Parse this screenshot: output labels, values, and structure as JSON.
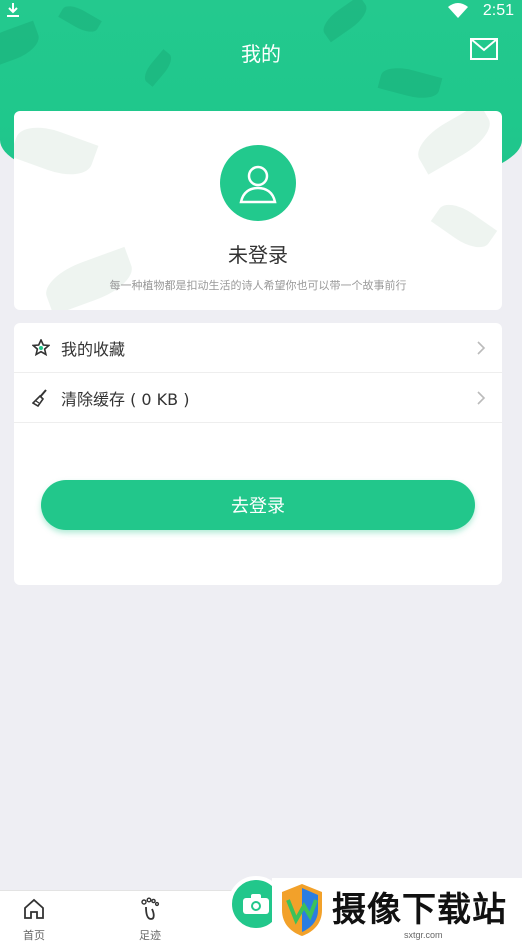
{
  "status_bar": {
    "time": "2:51"
  },
  "header": {
    "title": "我的"
  },
  "profile": {
    "login_state": "未登录",
    "slogan": "每一种植物都是扣动生活的诗人希望你也可以带一个故事前行"
  },
  "menu": {
    "items": [
      {
        "label": "我的收藏",
        "icon": "star-icon"
      },
      {
        "label": "清除缓存 ( 0 KB )",
        "icon": "broom-icon"
      }
    ],
    "login_button": "去登录"
  },
  "tab_bar": {
    "tabs": [
      {
        "label": "首页",
        "icon": "home-icon"
      },
      {
        "label": "足迹",
        "icon": "footprint-icon"
      }
    ]
  },
  "watermark": {
    "title": "摄像下载站",
    "url": "sxtgr.com"
  },
  "colors": {
    "accent": "#22c78b",
    "background": "#eeeef3"
  }
}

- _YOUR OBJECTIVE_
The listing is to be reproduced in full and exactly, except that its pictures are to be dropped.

- _OUTPUT OF THE TASK_
Parse this screenshot: output labels, values, and structure as JSON.
{
  "status_bar": {
    "time": "2:51"
  },
  "header": {
    "title": "我的"
  },
  "profile": {
    "login_state": "未登录",
    "slogan": "每一种植物都是扣动生活的诗人希望你也可以带一个故事前行"
  },
  "menu": {
    "items": [
      {
        "label": "我的收藏",
        "icon": "star-icon"
      },
      {
        "label": "清除缓存 ( 0 KB )",
        "icon": "broom-icon"
      }
    ],
    "login_button": "去登录"
  },
  "tab_bar": {
    "tabs": [
      {
        "label": "首页",
        "icon": "home-icon"
      },
      {
        "label": "足迹",
        "icon": "footprint-icon"
      }
    ]
  },
  "watermark": {
    "title": "摄像下载站",
    "url": "sxtgr.com"
  },
  "colors": {
    "accent": "#22c78b",
    "background": "#eeeef3"
  }
}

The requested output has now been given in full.